Late edit: as <a href="/users/Seider53" target="_blank" rel="noreferrer noopener"><a href="/users/Seider53" target="_blank" rel="noreferrer noopener">@Seider53</a></a> points out, I left out the first-round draft pick to make this comparable to the Backes exchange</div></div>
I understand Anaheim has players who need more ice time, so Eriksson would end up being a healthy scratch who could step in for an injured player or perhaps sent to the minors and called up if need be. My financial premise was based on Anaheim's insurer "pay[ing] less than 62.5% of Kesler's salary"; I too had understood an insurer covers 80% of an LTIR player's salary until I stumbled upon this article <a href="https://www.theglobeandmail.com/sports/hockey/how-the-nhls-salary-cap-has-created-a-secondary-market-of-injured-players-and-costlycontracts/article36220762/" rel="nofollow noreferrer noopener" target="_blank">https://www.theglobeandmail.com/sports/hockey/how-the-nhls-salary-cap-has-created-a-secondary-market-of-injured-players-and-costlycontracts/article36220762/</a> which states "Insurance sometimes covers up to 80 per cent of the salary of a player on long-term injury reserve."; however, in the event that Anaheim's insurer covers 80% of Kesler's compensation, you would be correct in stating Anaheim would not show a monetary profit in this deal.

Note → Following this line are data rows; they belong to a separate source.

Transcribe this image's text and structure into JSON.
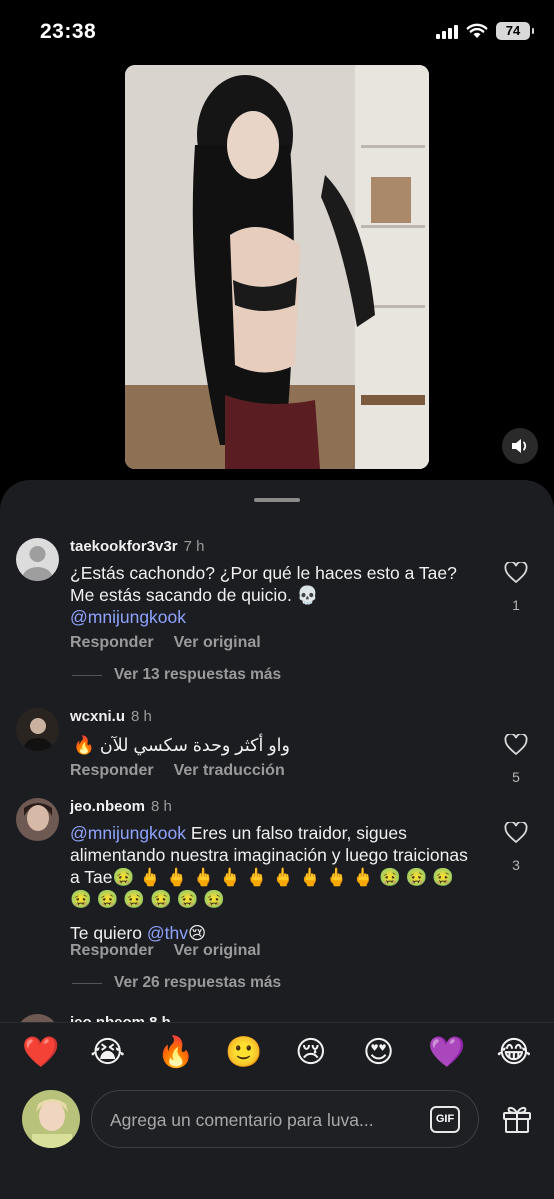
{
  "status_bar": {
    "time": "23:38",
    "battery": "74"
  },
  "comments": [
    {
      "username": "taekookfor3v3r",
      "time": "7 h",
      "text": "¿Estás cachondo? ¿Por qué le haces esto a Tae? Me estás sacando de quicio. 💀",
      "mention": "@mnijungkook",
      "reply_label": "Responder",
      "secondary_label": "Ver original",
      "likes": "1",
      "replies_label": "Ver 13 respuestas más"
    },
    {
      "username": "wcxni.u",
      "time": "8 h",
      "text": "واو أكثر وحدة سكسي للآن 🔥",
      "reply_label": "Responder",
      "secondary_label": "Ver traducción",
      "likes": "5"
    },
    {
      "username": "jeo.nbeom",
      "time": "8 h",
      "mention": "@mnijungkook",
      "text": " Eres un falso traidor, sigues alimentando nuestra imaginación y luego traicionas a Tae🤢 🖕 🖕 🖕 🖕 🖕 🖕 🖕 🖕 🖕 🤢 🤢 🤢 🤢 🤢 🤢 🤢 🤢 🤢",
      "line2_prefix": "Te quiero ",
      "line2_mention": "@thv",
      "line2_suffix": "😢",
      "reply_label": "Responder",
      "secondary_label": "Ver original",
      "likes": "3",
      "replies_label": "Ver 26 respuestas más"
    }
  ],
  "partial_username": "jeo.nbeom 8 h",
  "emojis": [
    "❤️",
    "😭",
    "🔥",
    "🙂",
    "😢",
    "😍",
    "💜",
    "😂"
  ],
  "input": {
    "placeholder": "Agrega un comentario para luva...",
    "gif_label": "GIF"
  }
}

<div class="quote"><div class="quote_t">Quoting: <b>Bcarlo25</b></div><div>Ya, that’s not how it works</div></div>
My bad it would end up being a tad above 800K. About 840K I think.
The qualifying offer is calculated from the players base salary (NHL salary minus signing bonus), and at minimum must meet the seasons minimum salary requirements:
110% of the base salary if the base salary is less than or equal to $660,000
105% of the base salary if the base salary is greater than $660,000 or less than $1,000,000. However, this qualifying offer cannot exceed $1,000,000.
100% of the base salary if the base salary is equal to or greater than $1,000,000.
CBA Reference 10.2 (a) (ii)